===== Material for this task =====

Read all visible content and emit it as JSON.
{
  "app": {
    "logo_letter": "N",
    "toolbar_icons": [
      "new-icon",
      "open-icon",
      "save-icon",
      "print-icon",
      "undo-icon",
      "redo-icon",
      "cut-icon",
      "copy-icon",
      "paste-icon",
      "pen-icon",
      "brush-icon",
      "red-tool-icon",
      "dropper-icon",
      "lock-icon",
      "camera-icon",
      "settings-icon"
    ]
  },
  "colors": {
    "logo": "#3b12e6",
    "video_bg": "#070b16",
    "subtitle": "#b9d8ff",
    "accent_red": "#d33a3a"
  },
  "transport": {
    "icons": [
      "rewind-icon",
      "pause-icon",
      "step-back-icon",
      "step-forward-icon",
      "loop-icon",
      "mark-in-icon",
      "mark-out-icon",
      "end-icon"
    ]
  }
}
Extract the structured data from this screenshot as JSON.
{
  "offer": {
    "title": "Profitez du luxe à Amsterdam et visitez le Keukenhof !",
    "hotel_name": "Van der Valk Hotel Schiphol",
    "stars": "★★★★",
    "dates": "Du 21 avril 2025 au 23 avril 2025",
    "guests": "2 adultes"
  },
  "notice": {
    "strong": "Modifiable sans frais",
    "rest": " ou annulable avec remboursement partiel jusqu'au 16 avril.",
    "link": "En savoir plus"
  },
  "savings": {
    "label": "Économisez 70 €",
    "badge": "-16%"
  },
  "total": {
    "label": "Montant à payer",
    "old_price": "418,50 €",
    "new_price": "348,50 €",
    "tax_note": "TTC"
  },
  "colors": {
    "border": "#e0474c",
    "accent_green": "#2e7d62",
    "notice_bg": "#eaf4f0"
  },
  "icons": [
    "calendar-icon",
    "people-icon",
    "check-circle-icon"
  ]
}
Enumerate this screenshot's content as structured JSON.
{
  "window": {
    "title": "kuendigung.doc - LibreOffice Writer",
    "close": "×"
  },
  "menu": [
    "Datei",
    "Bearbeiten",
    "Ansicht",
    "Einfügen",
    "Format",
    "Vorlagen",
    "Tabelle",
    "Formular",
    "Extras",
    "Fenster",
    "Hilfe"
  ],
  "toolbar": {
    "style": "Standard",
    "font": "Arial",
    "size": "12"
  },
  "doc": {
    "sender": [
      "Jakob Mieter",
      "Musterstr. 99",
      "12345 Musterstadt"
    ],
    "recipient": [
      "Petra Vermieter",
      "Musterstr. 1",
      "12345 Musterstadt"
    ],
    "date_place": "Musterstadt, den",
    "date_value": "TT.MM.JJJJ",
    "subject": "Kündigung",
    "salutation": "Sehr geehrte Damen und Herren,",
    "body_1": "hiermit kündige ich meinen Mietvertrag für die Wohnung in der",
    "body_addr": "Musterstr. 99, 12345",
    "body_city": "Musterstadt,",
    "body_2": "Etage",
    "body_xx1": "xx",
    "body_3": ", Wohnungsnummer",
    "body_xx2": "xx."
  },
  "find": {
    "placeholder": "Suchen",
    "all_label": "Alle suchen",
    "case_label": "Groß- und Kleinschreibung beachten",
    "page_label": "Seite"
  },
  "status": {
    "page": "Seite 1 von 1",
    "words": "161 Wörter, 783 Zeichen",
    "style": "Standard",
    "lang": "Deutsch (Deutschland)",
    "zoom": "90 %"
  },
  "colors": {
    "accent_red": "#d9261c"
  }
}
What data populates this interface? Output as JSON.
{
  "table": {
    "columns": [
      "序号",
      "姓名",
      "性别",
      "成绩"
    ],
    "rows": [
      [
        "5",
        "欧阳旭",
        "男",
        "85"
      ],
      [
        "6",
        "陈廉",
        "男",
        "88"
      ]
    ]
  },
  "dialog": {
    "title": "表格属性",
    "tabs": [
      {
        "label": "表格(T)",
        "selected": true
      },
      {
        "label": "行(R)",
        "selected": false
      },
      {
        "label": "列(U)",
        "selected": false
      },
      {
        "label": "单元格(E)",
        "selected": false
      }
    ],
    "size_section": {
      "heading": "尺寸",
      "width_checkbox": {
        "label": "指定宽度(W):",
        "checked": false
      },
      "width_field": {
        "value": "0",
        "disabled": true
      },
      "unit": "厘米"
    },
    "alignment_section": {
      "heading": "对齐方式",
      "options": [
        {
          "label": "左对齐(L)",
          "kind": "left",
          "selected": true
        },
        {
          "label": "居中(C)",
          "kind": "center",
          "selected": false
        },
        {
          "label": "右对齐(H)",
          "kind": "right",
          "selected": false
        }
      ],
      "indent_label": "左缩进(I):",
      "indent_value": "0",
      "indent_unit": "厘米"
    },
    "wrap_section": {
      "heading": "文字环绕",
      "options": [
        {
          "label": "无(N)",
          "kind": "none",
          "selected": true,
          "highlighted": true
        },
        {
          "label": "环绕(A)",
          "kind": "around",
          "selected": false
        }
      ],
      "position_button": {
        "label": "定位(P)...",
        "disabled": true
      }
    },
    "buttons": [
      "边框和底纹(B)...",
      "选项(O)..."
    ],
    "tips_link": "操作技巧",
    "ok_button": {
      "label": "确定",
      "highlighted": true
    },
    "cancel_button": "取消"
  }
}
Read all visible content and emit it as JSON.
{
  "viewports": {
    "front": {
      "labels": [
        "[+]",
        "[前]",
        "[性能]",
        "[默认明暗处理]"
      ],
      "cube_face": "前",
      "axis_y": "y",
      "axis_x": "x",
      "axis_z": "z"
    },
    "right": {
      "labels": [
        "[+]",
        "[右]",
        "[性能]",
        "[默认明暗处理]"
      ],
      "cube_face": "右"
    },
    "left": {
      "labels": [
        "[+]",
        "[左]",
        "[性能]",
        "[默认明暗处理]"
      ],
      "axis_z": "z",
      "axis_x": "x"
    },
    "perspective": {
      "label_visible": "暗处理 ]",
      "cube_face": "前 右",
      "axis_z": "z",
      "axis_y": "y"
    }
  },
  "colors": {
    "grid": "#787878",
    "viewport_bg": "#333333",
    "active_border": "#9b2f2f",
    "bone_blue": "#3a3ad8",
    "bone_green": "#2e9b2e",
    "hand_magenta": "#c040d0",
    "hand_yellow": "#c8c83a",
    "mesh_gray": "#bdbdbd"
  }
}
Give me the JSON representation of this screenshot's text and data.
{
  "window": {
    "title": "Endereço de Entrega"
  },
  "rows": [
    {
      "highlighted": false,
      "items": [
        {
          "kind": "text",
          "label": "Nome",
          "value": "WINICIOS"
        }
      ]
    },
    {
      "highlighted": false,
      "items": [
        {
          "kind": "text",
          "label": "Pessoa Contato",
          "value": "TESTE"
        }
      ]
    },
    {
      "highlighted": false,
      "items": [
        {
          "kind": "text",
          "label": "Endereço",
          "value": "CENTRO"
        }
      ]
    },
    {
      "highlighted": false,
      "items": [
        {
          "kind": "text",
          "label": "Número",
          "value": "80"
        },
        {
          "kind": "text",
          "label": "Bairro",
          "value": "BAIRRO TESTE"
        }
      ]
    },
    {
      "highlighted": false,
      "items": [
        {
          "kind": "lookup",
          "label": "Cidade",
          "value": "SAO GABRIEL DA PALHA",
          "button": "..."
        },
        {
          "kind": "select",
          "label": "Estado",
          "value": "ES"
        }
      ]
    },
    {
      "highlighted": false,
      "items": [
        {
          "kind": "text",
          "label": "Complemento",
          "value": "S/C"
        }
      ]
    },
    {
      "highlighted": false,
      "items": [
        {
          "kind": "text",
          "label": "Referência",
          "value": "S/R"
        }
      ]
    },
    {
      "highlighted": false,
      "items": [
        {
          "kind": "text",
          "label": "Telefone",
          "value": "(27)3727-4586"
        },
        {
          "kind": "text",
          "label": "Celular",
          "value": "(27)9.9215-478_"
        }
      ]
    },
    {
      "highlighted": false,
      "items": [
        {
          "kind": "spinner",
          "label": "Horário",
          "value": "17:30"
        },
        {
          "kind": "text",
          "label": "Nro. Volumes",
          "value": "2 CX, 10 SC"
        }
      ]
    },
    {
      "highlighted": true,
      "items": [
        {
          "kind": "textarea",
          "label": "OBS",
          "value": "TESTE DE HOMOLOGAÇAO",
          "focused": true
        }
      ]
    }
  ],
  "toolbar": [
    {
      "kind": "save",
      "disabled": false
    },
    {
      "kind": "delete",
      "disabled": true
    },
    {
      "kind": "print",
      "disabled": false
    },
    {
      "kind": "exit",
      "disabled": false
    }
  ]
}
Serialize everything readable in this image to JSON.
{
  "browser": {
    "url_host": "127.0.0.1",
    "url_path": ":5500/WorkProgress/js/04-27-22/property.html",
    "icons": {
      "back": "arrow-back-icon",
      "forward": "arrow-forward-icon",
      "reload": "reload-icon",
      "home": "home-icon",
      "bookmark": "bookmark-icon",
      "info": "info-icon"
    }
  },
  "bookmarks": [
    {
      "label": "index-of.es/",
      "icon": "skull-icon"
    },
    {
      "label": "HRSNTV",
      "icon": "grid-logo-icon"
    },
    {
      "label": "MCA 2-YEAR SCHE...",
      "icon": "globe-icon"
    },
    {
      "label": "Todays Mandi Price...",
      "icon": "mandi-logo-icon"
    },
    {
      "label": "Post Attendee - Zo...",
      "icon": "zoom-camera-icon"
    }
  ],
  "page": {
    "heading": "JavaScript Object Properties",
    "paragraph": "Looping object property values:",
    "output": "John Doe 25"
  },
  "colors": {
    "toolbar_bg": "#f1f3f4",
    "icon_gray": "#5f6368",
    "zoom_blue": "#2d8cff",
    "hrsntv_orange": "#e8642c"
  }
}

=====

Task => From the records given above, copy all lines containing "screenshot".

Written response =>
Extract the structured data from this screenshot as JSON.
Enumerate this screenshot's content as structured JSON.
Give me the JSON representation of this screenshot's text and data.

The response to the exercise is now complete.